Records contained in a dataset:
┄┄┄┄┄┄┄┄┄┄┄┄┄┄┄┄┄┄┄┄

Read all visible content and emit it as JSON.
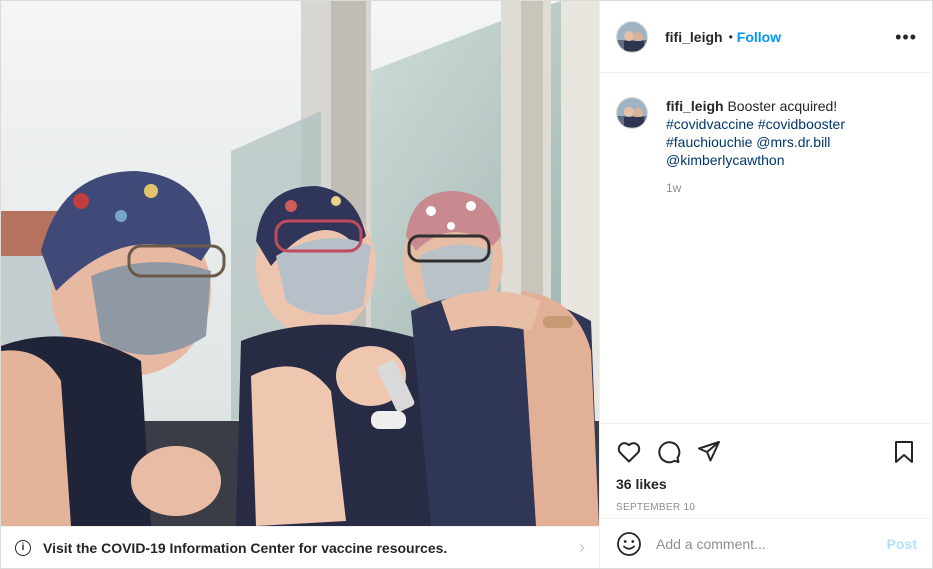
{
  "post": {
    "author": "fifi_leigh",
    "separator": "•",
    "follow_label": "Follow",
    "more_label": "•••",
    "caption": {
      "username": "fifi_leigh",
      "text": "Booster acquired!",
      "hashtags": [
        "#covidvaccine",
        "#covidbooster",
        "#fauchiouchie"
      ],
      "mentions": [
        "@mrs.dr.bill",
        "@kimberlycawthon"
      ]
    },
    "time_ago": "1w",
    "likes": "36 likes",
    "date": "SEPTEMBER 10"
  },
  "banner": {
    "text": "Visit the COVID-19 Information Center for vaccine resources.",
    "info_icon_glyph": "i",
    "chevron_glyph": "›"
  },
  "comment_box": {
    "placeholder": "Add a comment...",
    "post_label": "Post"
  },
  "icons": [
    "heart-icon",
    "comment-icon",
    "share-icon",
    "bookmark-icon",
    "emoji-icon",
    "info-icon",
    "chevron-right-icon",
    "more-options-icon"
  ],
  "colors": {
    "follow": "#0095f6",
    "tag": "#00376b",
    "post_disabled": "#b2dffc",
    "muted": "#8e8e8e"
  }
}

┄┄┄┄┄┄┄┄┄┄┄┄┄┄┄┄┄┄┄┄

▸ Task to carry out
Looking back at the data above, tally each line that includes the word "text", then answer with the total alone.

▸ Answer area
2